== Task to complete ==
Copy each line of the entries that contains the word "Name".

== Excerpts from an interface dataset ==
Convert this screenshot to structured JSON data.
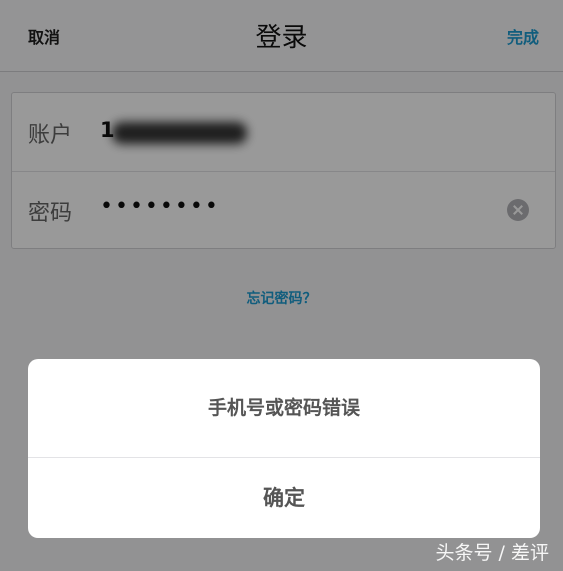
{
  "navbar": {
    "cancel_label": "取消",
    "title": "登录",
    "done_label": "完成"
  },
  "form": {
    "account_label": "账户",
    "account_value_visible": "1",
    "password_label": "密码",
    "password_masked": "••••••••"
  },
  "forgot_password_label": "忘记密码？",
  "alert": {
    "message": "手机号或密码错误",
    "confirm_label": "确定"
  },
  "watermark": "头条号 / 差评",
  "colors": {
    "accent": "#1d9bd1",
    "overlay": "rgba(0,0,0,0.40)"
  },
  "icons": {
    "password_clear": "clear-icon"
  }
}
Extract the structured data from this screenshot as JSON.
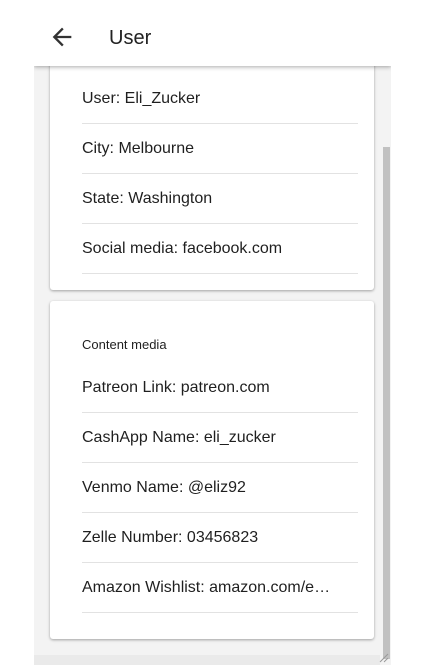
{
  "header": {
    "title": "User",
    "back_icon": "arrow-back-icon"
  },
  "profile_card": {
    "rows": [
      {
        "label": "User: Eli_Zucker"
      },
      {
        "label": "City: Melbourne"
      },
      {
        "label": "State: Washington"
      },
      {
        "label": "Social media: facebook.com"
      }
    ]
  },
  "content_card": {
    "section_title": "Content media",
    "rows": [
      {
        "label": "Patreon Link: patreon.com"
      },
      {
        "label": "CashApp Name: eli_zucker"
      },
      {
        "label": "Venmo Name: @eliz92"
      },
      {
        "label": "Zelle Number: 03456823"
      },
      {
        "label": "Amazon Wishlist: amazon.com/e…"
      }
    ]
  },
  "colors": {
    "background": "#f3f3f3",
    "card": "#ffffff",
    "divider": "#e2e2e2",
    "text": "#1f1f1f",
    "scrollbar_thumb": "#c1c1c1"
  }
}
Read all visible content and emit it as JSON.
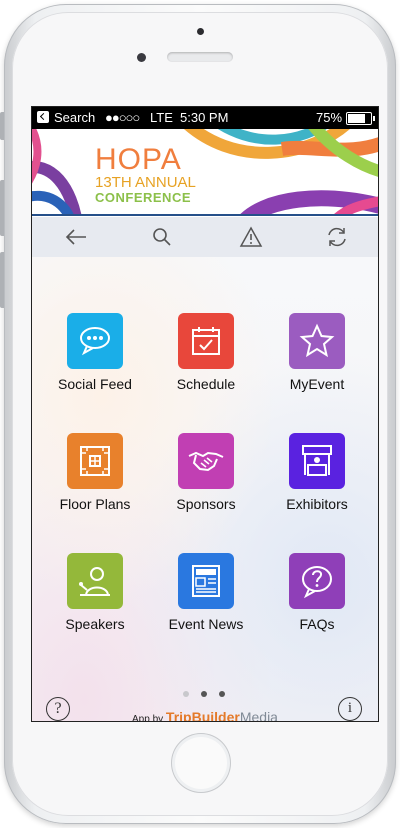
{
  "status_bar": {
    "back_app": "Search",
    "network": "LTE",
    "time": "5:30 PM",
    "battery": "75%"
  },
  "banner": {
    "line1": "HOPA",
    "line2": "13TH ANNUAL",
    "line3": "CONFERENCE"
  },
  "toolbar": {
    "icons": [
      "arrow-back-icon",
      "search-icon",
      "alert-icon",
      "refresh-icon"
    ]
  },
  "grid": [
    {
      "label": "Social Feed",
      "color": "#1aaee8",
      "icon": "chat-bubble-icon"
    },
    {
      "label": "Schedule",
      "color": "#e8473b",
      "icon": "calendar-icon"
    },
    {
      "label": "MyEvent",
      "color": "#9b5cc0",
      "icon": "star-icon"
    },
    {
      "label": "Floor Plans",
      "color": "#e8812c",
      "icon": "floor-plan-icon"
    },
    {
      "label": "Sponsors",
      "color": "#c13fb3",
      "icon": "handshake-icon"
    },
    {
      "label": "Exhibitors",
      "color": "#5a22e0",
      "icon": "booth-icon"
    },
    {
      "label": "Speakers",
      "color": "#94b83a",
      "icon": "speaker-icon"
    },
    {
      "label": "Event News",
      "color": "#2a78e0",
      "icon": "newspaper-icon"
    },
    {
      "label": "FAQs",
      "color": "#8f3fb8",
      "icon": "question-bubble-icon"
    }
  ],
  "pager": {
    "pages": 3,
    "active": 2
  },
  "footer": {
    "help_glyph": "?",
    "info_glyph": "i",
    "credit_prefix": "App by",
    "credit_brand_a": "TripBuilder",
    "credit_brand_b": "Media"
  },
  "colors": {
    "banner_rule": "#26508a",
    "toolbar_bg": "#e7eaf0"
  }
}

== Answer ==
        "label": "CashApp Name: eli_zucker"
        "label": "Venmo Name: @eliz92"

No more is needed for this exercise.